§ **Exercise**
Looking through the records below, please work out how many lines contain "time". Give only that number.

§ **Provided information**
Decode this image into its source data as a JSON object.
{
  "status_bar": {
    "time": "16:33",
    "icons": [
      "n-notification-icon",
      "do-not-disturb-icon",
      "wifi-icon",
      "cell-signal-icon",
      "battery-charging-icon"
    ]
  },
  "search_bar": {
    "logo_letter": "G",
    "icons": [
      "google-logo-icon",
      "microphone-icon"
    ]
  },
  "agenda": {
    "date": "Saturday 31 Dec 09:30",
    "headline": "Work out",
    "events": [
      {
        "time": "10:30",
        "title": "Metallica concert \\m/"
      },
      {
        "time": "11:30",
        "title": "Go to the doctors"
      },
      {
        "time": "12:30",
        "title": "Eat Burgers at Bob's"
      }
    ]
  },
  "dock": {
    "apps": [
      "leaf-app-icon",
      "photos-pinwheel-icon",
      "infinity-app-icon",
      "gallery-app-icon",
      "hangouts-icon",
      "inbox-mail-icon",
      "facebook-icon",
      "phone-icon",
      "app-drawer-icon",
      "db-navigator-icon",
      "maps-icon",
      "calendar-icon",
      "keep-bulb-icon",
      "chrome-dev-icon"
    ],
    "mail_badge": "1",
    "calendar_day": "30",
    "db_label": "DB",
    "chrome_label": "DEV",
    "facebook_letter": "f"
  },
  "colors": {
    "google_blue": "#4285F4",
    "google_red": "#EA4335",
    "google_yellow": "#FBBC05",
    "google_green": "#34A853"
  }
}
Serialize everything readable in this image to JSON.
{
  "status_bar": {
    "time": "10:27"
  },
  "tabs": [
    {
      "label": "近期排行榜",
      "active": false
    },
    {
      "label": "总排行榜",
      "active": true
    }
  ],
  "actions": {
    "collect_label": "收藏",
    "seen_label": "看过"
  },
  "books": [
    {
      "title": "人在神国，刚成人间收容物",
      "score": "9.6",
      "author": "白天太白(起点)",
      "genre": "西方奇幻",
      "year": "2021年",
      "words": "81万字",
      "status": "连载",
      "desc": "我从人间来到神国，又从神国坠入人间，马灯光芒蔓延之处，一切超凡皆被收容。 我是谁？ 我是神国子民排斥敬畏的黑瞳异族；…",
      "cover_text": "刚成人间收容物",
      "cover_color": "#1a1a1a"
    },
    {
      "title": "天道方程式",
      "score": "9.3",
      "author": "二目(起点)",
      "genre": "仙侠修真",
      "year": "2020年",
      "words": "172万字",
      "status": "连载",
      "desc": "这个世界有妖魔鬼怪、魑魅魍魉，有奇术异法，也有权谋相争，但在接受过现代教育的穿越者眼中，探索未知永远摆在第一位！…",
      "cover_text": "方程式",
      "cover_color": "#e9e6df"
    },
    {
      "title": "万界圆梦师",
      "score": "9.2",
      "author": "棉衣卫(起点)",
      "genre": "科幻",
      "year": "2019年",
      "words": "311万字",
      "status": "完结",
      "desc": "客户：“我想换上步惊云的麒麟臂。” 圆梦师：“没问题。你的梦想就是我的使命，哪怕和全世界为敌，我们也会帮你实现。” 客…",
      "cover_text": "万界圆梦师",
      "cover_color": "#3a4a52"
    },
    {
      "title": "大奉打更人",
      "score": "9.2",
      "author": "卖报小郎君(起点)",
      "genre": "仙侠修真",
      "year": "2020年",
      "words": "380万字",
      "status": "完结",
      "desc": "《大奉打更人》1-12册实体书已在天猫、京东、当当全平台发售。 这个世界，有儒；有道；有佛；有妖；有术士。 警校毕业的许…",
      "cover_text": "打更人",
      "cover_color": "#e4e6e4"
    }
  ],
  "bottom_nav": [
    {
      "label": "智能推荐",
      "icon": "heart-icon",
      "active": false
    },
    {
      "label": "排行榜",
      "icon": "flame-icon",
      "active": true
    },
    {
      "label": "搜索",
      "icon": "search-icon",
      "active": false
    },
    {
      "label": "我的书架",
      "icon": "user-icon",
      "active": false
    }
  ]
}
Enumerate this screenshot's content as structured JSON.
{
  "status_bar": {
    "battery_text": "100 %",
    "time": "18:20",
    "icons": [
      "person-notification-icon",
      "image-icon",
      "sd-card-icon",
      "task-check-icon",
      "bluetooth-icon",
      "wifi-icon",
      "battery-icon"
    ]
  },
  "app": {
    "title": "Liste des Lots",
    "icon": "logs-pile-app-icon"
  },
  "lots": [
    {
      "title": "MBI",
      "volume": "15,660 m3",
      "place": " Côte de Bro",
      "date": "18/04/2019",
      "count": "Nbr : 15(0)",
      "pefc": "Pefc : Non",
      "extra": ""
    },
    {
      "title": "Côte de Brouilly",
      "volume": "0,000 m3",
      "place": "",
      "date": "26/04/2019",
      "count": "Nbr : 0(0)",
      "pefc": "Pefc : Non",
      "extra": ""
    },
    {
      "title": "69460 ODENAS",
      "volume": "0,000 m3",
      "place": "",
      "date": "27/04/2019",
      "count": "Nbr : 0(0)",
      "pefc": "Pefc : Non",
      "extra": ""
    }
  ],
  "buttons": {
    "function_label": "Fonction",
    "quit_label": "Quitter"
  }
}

§ **Answer box**
6